“For the clients it was all about examining what was the real essence of a bach versus a beach house,” Ken says of the intentionally enforced proximity imposed on its occupants. “They wanted something small and experiential. It’s just 40 square metres, two bedrooms, bathroom, living and kitchen. It’s tiny… so the challenge was making it as bachy as possible and not wasting any space in doing that.”
If the house resembles a kind of rustic Tardis from the outside, the analogy holds within. A compact living and kitchen area flows through to a rear bunkroom for the owners’ three young children. Each of the tiered beds is a little pod-like space unto itself, explains Ken, “with their own storage spaces, secret cubby holes, their own lights and windows.”
Every available space has been given over to storage, right down to a tall but extremely narrow and shallow cupboard off the kitchen. The walls themselves double as floor-to-ceiling shelf space that Ken hopes will accumulate the personal histories of the occupants.
To reach the main bedroom, you climb a wide wall-mounted ladder through a closeable hatch into a mezzanine that shares the same view as downstairs through the huge glass doors. Again, the attention to storage detail is remarkable. There is probably more cupboard space in this micro-home than in many larger but less well-designed houses.
Climb the ladder again and you arrive on a roof terrace which catches rainwater for the gravity tanks behind, and affords great views of the beach and the hinterland. This is also where the sun sets, so it’s the place to be with a G and T. Just the one, mind, because you have to navigate that ladder to get back downstairs.
The tap and shower fittings are uniformly light industrial, an intentional reference by Ken and his clients to the campground kitchen block. “You know, where you fill your bucket. It’s that kind of idea.” Indeed, the entire structure plays with the idea of that most egalitarian of Kiwi recreations. “It’s kind of like a tent,” Ken says, “It’s dramatic and vertical. The tent flap is this big door that opens up – a big gesture that embraces the view.”

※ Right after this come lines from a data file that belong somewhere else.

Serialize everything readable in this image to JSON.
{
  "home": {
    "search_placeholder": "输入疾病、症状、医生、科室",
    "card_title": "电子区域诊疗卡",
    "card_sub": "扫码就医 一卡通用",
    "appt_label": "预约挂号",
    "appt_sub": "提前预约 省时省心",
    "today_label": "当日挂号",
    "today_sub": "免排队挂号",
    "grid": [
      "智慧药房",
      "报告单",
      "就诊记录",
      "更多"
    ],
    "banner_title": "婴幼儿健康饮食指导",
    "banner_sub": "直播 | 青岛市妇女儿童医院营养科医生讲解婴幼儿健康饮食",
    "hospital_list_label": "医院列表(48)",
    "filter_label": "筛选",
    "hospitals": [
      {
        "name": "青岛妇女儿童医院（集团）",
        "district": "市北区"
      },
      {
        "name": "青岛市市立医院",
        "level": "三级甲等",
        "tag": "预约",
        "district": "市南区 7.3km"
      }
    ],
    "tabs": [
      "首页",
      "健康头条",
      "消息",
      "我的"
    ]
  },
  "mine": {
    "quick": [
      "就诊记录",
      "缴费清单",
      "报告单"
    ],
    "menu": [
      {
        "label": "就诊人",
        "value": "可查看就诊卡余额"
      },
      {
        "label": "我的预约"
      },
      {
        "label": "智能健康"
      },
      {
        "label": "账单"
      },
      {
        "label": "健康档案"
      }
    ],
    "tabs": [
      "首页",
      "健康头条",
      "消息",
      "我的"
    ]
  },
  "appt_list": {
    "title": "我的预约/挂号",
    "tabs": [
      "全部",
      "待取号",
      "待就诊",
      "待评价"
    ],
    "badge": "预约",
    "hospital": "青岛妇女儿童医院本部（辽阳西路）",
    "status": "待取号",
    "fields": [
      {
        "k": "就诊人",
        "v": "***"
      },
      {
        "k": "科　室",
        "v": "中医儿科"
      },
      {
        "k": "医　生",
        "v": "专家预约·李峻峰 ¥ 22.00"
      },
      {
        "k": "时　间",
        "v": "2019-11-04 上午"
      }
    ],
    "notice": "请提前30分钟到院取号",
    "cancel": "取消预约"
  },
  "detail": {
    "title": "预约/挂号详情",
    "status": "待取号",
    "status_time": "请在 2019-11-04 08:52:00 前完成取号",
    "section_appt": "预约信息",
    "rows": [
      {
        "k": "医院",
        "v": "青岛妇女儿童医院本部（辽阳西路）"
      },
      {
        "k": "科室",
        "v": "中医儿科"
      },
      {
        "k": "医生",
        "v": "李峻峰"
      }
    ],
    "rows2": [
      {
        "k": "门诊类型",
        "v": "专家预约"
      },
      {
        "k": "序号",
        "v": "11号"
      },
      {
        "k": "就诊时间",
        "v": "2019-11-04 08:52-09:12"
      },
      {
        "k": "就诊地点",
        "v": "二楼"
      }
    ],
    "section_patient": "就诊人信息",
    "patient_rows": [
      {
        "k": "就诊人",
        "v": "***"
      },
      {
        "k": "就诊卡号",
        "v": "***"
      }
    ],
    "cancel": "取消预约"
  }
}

The trick, of course, is to achieve those reference points without a hint of self-conscious irony or twee homage. That Ken has done it is, he says, a tribute to his “savvy” clients. “They didn’t want it to be ostentatious or showy. They and I wanted it to be something that is appropriate for its setting. It is kind of a beach artifact.” –Finlay Macdonald